Business Valuation in Divorce Cases

Divorce And Business Valuation

When it comes to issues surrounding divorce, business valuation is often an important concern. The business may be considered marital property and as such, it is subject to division. In order to divide the business in a fair and equitable manner, however, the value of the business must be determined.

When it comes to divorce and business valuation, the person who is involved in the day-to-day operations of the business may well understate the value of the business. The other spouse would do well to seek an independent evaluation, as opposed to relying on his or her former spouse to provide this much-needed information.


Significance Of Business Valuation In North Carolina Divorce

Business valuation can be one of the most complicated and technical aspects with respect to assets division during divorce. According to North Carolina divorce law, there has to be equitable distribution of all property acquired during the marriage and prior to the date of separation.

When is Business Valuation Necessary?

If business has been initiated after the marriage and prior to the date of separation, it is clearly marital property and business valuation is critical to divide up this marital asset equitably between the spouses. Often one spouse already has a small (or big) business at the time of the marriage. In that case, the business would be technically classified as a separate property of that spouse and as such the other spouse would not be eligible for any share in business. However, if during the course of the marriage, the business has increased in value and become more profitable due to the active efforts of the owner spouse, the increase in value is classified as marital property and subject to distribution.

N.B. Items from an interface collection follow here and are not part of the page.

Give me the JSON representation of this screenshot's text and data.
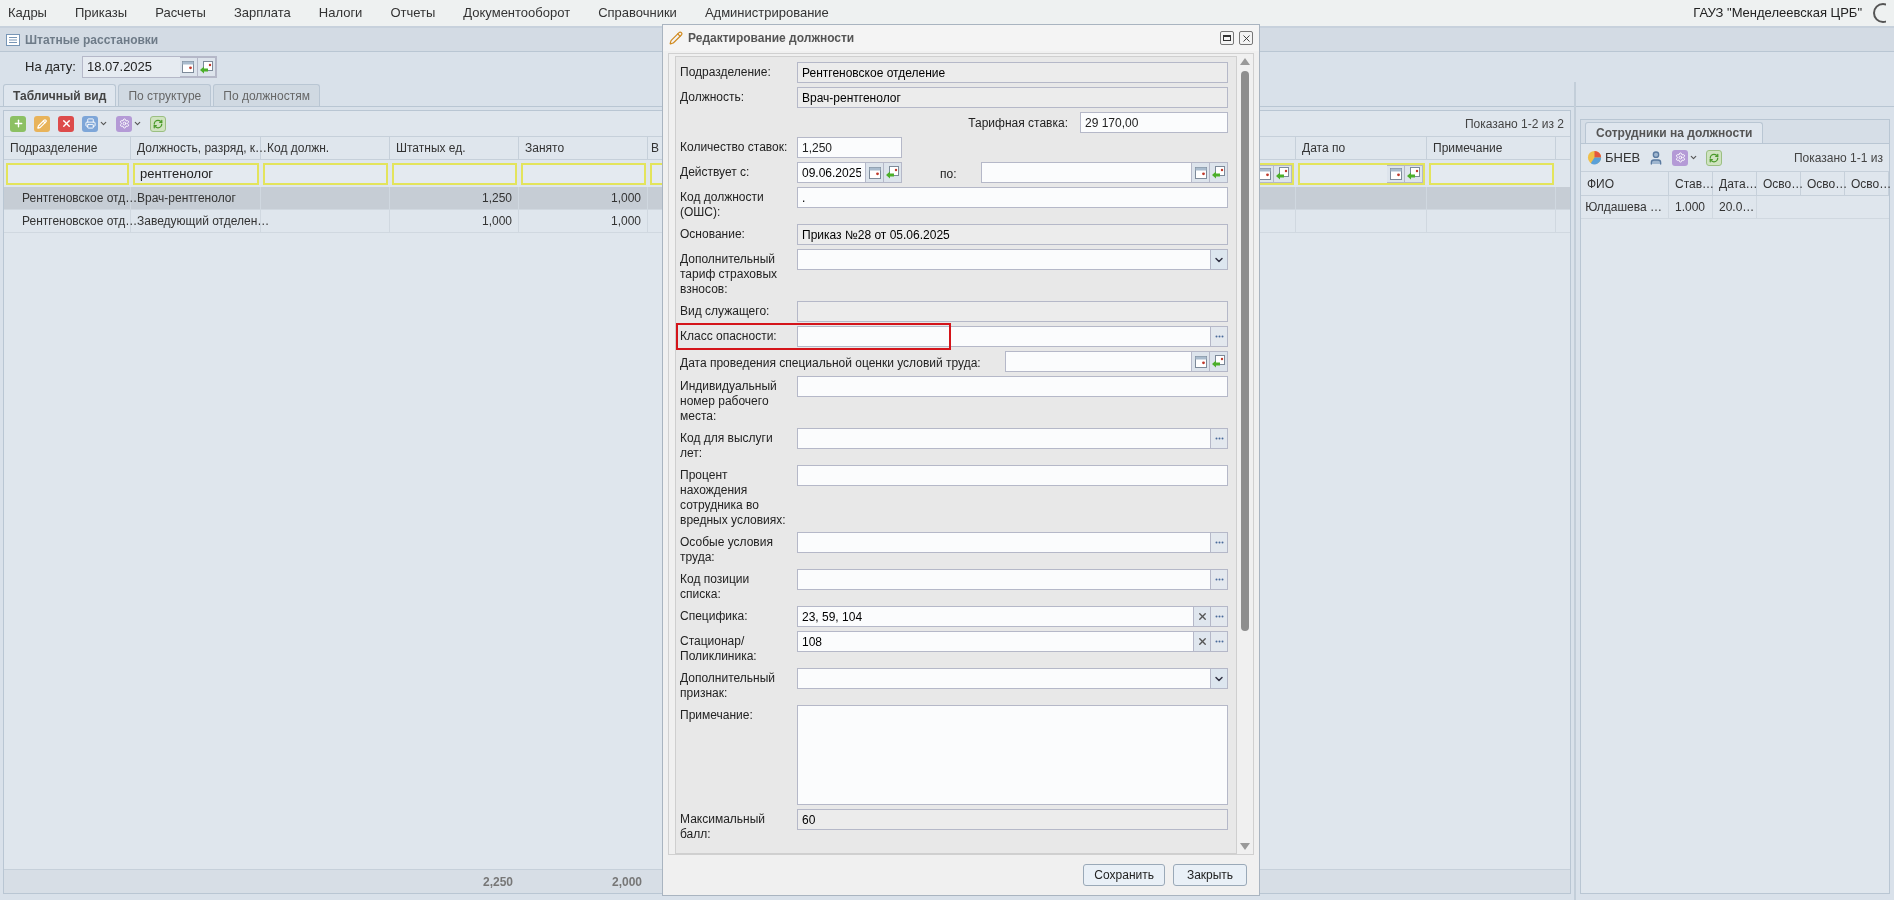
{
  "menu": [
    "Кадры",
    "Приказы",
    "Расчеты",
    "Зарплата",
    "Налоги",
    "Отчеты",
    "Документооборот",
    "Справочники",
    "Администрирование"
  ],
  "organization": "ГАУЗ \"Менделеевская ЦРБ\"",
  "panel": {
    "title": "Штатные расстановки",
    "date_label": "На дату:",
    "date_value": "18.07.2025"
  },
  "tabs": [
    {
      "label": "Табличный вид",
      "selected": true
    },
    {
      "label": "По структуре",
      "selected": false
    },
    {
      "label": "По должностям",
      "selected": false
    }
  ],
  "grid": {
    "paging": "Показано 1-2 из 2",
    "columns": [
      {
        "header": "Подразделение",
        "kind": "text"
      },
      {
        "header": "Должность, разряд, к…",
        "kind": "text",
        "filter_value": "рентгенолог"
      },
      {
        "header": "Код должн.",
        "kind": "text"
      },
      {
        "header": "Штатных ед.",
        "kind": "text"
      },
      {
        "header": "Занято",
        "kind": "text"
      },
      {
        "header": "В",
        "kind": "text"
      },
      {
        "kind": "date"
      },
      {
        "header": "Дата по",
        "kind": "date"
      },
      {
        "header": "Примечание",
        "kind": "text"
      }
    ],
    "rows": [
      {
        "selected": true,
        "subdivision": "Рентгеновское отд…",
        "position": "Врач-рентгенолог",
        "staff_units": "1,250",
        "occupied": "1,000"
      },
      {
        "selected": false,
        "subdivision": "Рентгеновское отд…",
        "position": "Заведующий отделен…",
        "staff_units": "1,000",
        "occupied": "1,000"
      }
    ],
    "totals": {
      "staff_units": "2,250",
      "occupied": "2,000"
    }
  },
  "employees": {
    "tab": "Сотрудники на должности",
    "button": "БНЕВ",
    "paging": "Показано 1-1 из",
    "columns": [
      "ФИО",
      "Став…",
      "Дата…",
      "Осво…",
      "Осво…",
      "Осво…"
    ],
    "rows": [
      {
        "cells": [
          "Юлдашева …",
          "1.000",
          "20.0…"
        ]
      }
    ]
  },
  "dialog": {
    "title": "Редактирование должности",
    "fields": [
      {
        "kind": "readonly",
        "label": "Подразделение:",
        "value": "Рентгеновское отделение",
        "highlighted": false
      },
      {
        "kind": "readonly",
        "label": "Должность:",
        "value": "Врач-рентгенолог",
        "highlighted": false
      },
      {
        "kind": "rate",
        "label": "Тарифная ставка:",
        "value": "29 170,00",
        "highlighted": false
      },
      {
        "kind": "short",
        "label": "Количество ставок:",
        "value": "1,250",
        "highlighted": false
      },
      {
        "kind": "period",
        "label": "Действует с:",
        "value": "09.06.2025",
        "to_label": "по:",
        "highlighted": false
      },
      {
        "kind": "text",
        "label": "Код должности (ОШС):",
        "value": ".",
        "highlighted": false
      },
      {
        "kind": "readonly",
        "label": "Основание:",
        "value": "Приказ №28 от 05.06.2025",
        "highlighted": false
      },
      {
        "kind": "combo",
        "label": "Дополнительный тариф страховых взносов:",
        "highlighted": false
      },
      {
        "kind": "readonly",
        "label": "Вид служащего:",
        "highlighted": false
      },
      {
        "kind": "lookup",
        "label": "Класс опасности:",
        "highlighted": true
      },
      {
        "kind": "wide_date",
        "label": "Дата проведения специальной оценки условий труда:",
        "highlighted": false
      },
      {
        "kind": "text",
        "label": "Индивидуальный номер рабочего места:",
        "highlighted": false
      },
      {
        "kind": "lookup",
        "label": "Код для выслуги лет:",
        "highlighted": false
      },
      {
        "kind": "text",
        "label": "Процент нахождения сотрудника во вредных условиях:",
        "highlighted": false
      },
      {
        "kind": "lookup",
        "label": "Особые условия труда:",
        "highlighted": false
      },
      {
        "kind": "lookup",
        "label": "Код позиции списка:",
        "highlighted": false
      },
      {
        "kind": "lookup_clear",
        "label": "Специфика:",
        "value": "23, 59, 104",
        "highlighted": false
      },
      {
        "kind": "lookup_clear",
        "label": "Стационар/ Поликлиника:",
        "value": "108",
        "highlighted": false
      },
      {
        "kind": "combo",
        "label": "Дополнительный признак:",
        "highlighted": false
      },
      {
        "kind": "textarea",
        "label": "Примечание:",
        "highlighted": false
      },
      {
        "kind": "readonly",
        "label": "Максимальный балл:",
        "value": "60",
        "highlighted": false
      }
    ],
    "buttons": [
      "Сохранить",
      "Закрыть"
    ]
  }
}
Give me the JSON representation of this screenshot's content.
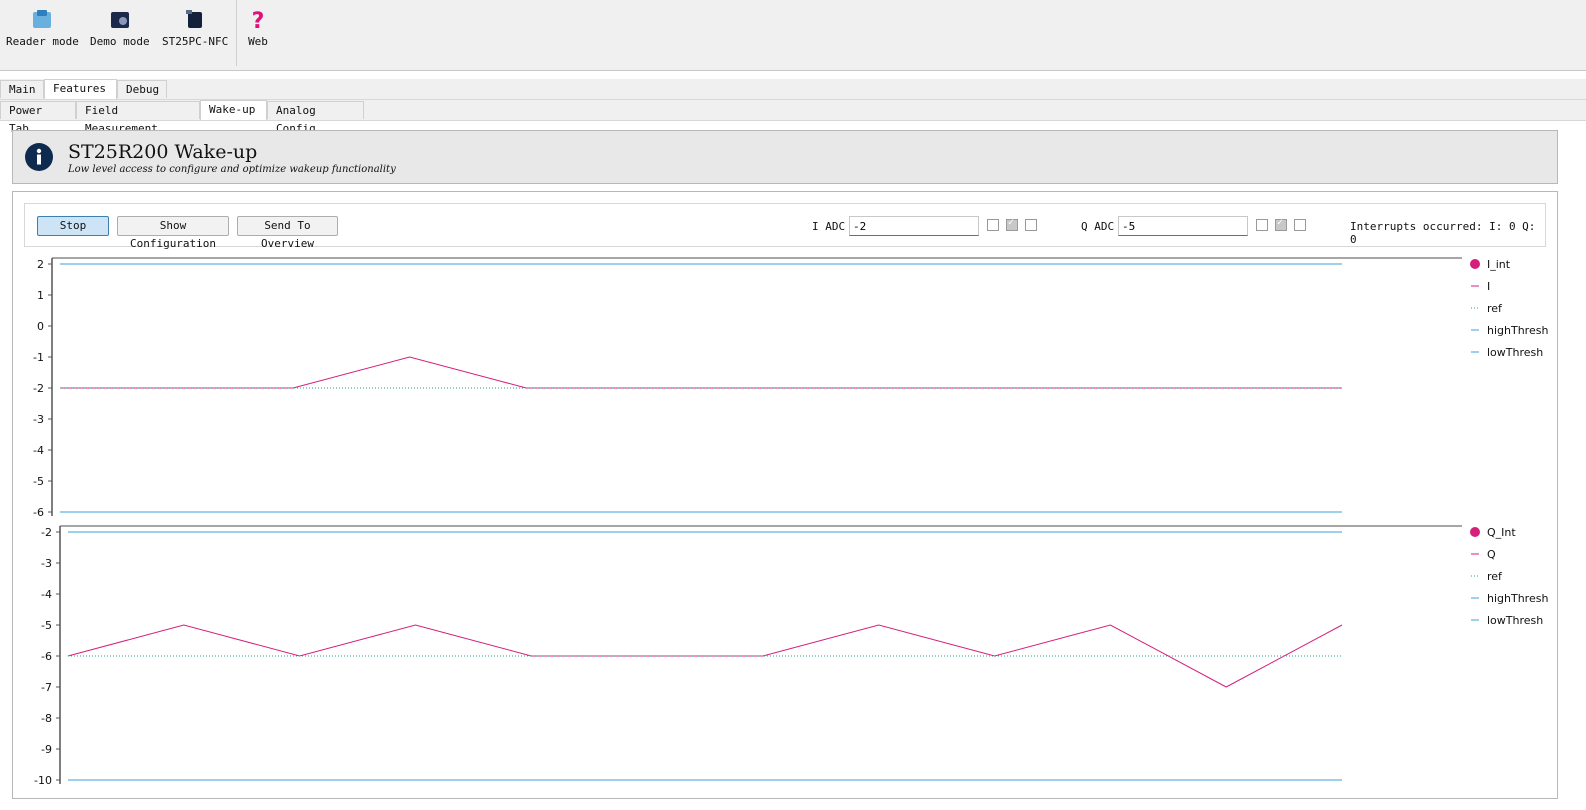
{
  "toolbar": {
    "items": [
      {
        "label": "Reader mode",
        "icon": "reader-icon"
      },
      {
        "label": "Demo mode",
        "icon": "demo-icon"
      },
      {
        "label": "ST25PC-NFC",
        "icon": "chip-icon"
      },
      {
        "label": "Web",
        "icon": "help-icon"
      }
    ]
  },
  "tabs_main": [
    "Main",
    "Features",
    "Debug"
  ],
  "tabs_sub": [
    "Power Tab",
    "Field Measurement",
    "Wake-up",
    "Analog Config"
  ],
  "banner": {
    "title": "ST25R200 Wake-up",
    "subtitle": "Low level access to configure and optimize wakeup functionality"
  },
  "controls": {
    "stop_label": "Stop",
    "show_config_label": "Show Configuration",
    "send_overview_label": "Send To Overview",
    "i_adc_label": "I ADC",
    "i_adc_value": "-2",
    "q_adc_label": "Q ADC",
    "q_adc_value": "-5",
    "i_checks": [
      false,
      true,
      false
    ],
    "q_checks": [
      false,
      true,
      false
    ],
    "interrupts_text": "Interrupts occurred: I: 0 Q: 0"
  },
  "colors": {
    "signal": "#d4207a",
    "ref": "#2a9d8f",
    "thresh": "#3aa0d8"
  },
  "chart_data": [
    {
      "type": "line",
      "ylim": [
        -6,
        2
      ],
      "yticks": [
        "2",
        "1",
        "0",
        "-1",
        "-2",
        "-3",
        "-4",
        "-5",
        "-6"
      ],
      "legend": [
        "I_int",
        "I",
        "ref",
        "highThresh",
        "lowThresh"
      ],
      "series": [
        {
          "name": "I",
          "x": [
            0,
            1,
            2,
            3,
            4,
            5,
            6,
            7,
            8,
            9,
            10,
            11
          ],
          "values": [
            -2,
            -2,
            -2,
            -1,
            -2,
            -2,
            -2,
            -2,
            -2,
            -2,
            -2,
            -2
          ]
        },
        {
          "name": "ref",
          "x": [
            0,
            11
          ],
          "values": [
            -2,
            -2
          ]
        },
        {
          "name": "highThresh",
          "x": [
            0,
            11
          ],
          "values": [
            2,
            2
          ]
        },
        {
          "name": "lowThresh",
          "x": [
            0,
            11
          ],
          "values": [
            -6,
            -6
          ]
        }
      ]
    },
    {
      "type": "line",
      "ylim": [
        -10,
        -2
      ],
      "yticks": [
        "-2",
        "-3",
        "-4",
        "-5",
        "-6",
        "-7",
        "-8",
        "-9",
        "-10"
      ],
      "legend": [
        "Q_Int",
        "Q",
        "ref",
        "highThresh",
        "lowThresh"
      ],
      "series": [
        {
          "name": "Q",
          "x": [
            0,
            1,
            2,
            3,
            4,
            5,
            6,
            7,
            8,
            9,
            10,
            11
          ],
          "values": [
            -6,
            -5,
            -6,
            -5,
            -6,
            -6,
            -6,
            -5,
            -6,
            -5,
            -7,
            -5
          ]
        },
        {
          "name": "ref",
          "x": [
            0,
            11
          ],
          "values": [
            -6,
            -6
          ]
        },
        {
          "name": "highThresh",
          "x": [
            0,
            11
          ],
          "values": [
            -2,
            -2
          ]
        },
        {
          "name": "lowThresh",
          "x": [
            0,
            11
          ],
          "values": [
            -10,
            -10
          ]
        }
      ]
    }
  ]
}
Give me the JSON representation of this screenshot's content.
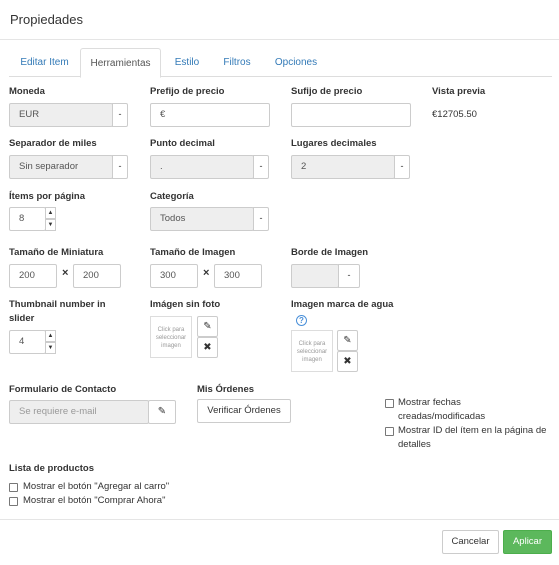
{
  "dialog": {
    "title": "Propiedades"
  },
  "tabs": [
    {
      "label": "Editar Item"
    },
    {
      "label": "Herramientas"
    },
    {
      "label": "Estilo"
    },
    {
      "label": "Filtros"
    },
    {
      "label": "Opciones"
    }
  ],
  "moneda": {
    "label": "Moneda",
    "value": "EUR"
  },
  "prefijo": {
    "label": "Prefijo de precio",
    "value": "€"
  },
  "sufijo": {
    "label": "Sufijo de precio",
    "value": ""
  },
  "vista_previa": {
    "label": "Vista previa",
    "value": "€12705.50"
  },
  "separador": {
    "label": "Separador de miles",
    "value": "Sin separador"
  },
  "punto_decimal": {
    "label": "Punto decimal",
    "value": "."
  },
  "lugares_decimales": {
    "label": "Lugares decimales",
    "value": "2"
  },
  "items_pagina": {
    "label": "Ítems por página",
    "value": "8"
  },
  "categoria": {
    "label": "Categoría",
    "value": "Todos"
  },
  "miniatura": {
    "label": "Tamaño de Miniatura",
    "width": "200",
    "height": "200"
  },
  "imagen": {
    "label": "Tamaño de Imagen",
    "width": "300",
    "height": "300"
  },
  "borde": {
    "label": "Borde de Imagen"
  },
  "thumb_slider": {
    "label_line1": "Thumbnail number in",
    "label_line2": "slider",
    "value": "4"
  },
  "imagen_sin_foto": {
    "label": "Imágen sin foto",
    "placeholder": "Click para seleccionar imagen"
  },
  "marca_agua": {
    "label": "Imagen marca de agua",
    "help": "?",
    "placeholder": "Click para seleccionar imagen"
  },
  "times_glyph": "×",
  "formulario": {
    "label": "Formulario de Contacto",
    "placeholder": "Se requiere e-mail"
  },
  "ordenes": {
    "label": "Mis Órdenes",
    "button": "Verificar Órdenes"
  },
  "checks_right": [
    {
      "line1": "Mostrar fechas",
      "line2": "creadas/modificadas"
    },
    {
      "line1": "Mostrar ID del ítem en la página de",
      "line2": "detalles"
    }
  ],
  "lista": {
    "label": "Lista de productos",
    "items": [
      {
        "label": "Mostrar el botón \"Agregar al carro\""
      },
      {
        "label": "Mostrar el botón \"Comprar Ahora\""
      }
    ]
  },
  "footer": {
    "cancel": "Cancelar",
    "apply": "Aplicar"
  },
  "colors": {
    "primary": "#5cb85c",
    "link": "#337ab7"
  }
}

In such a scenario, which is most common, valuing the business becomes necessary.


Business Valuation In Divorce Is Different

by Steve Popell on April 15, 2010

In most business valuations, the standard is "fair market value.”  This method seeks to determine what a hypothetical "willing buyer” would pay a hypothetical "willing seller” in a hypothetical "free market” in which both buyer and seller are in possession of all material facts and neither is forced to make a deal.

In a divorce, however, the buyer and seller are known.  Typically, the manager-spouse "purchases” the community property interest of the non-manager-spouse through the process of community property division.  The standard of value in this case should be "investment value,” because it reflects what it is worth to the manager-spouse to own all of the community’s interest in the company, rather than just his or her community property half.


Business Valuation In Divorce

If one spouse owns or co-owns a share of a business, it becomes a major asset in divorce and raises key questions for property division: What is the value the business? How is the business to be divided? What portion of the business is separate property? What portion of the business is community property?

The Law Offices of Thomas M. Polinger has extensive experience in business valuation and in division of marital assets. Our lawyer has represented owners of small businesses and professional practices — or their spouses — in divorces throughout the South Bay area and Los Angeles County.

We have the resources and experience to reach consensus on valuation of the business, and the creative touch to find the solution in property division. Call us at 310-697-8868 to arrange a consultation.


Posted by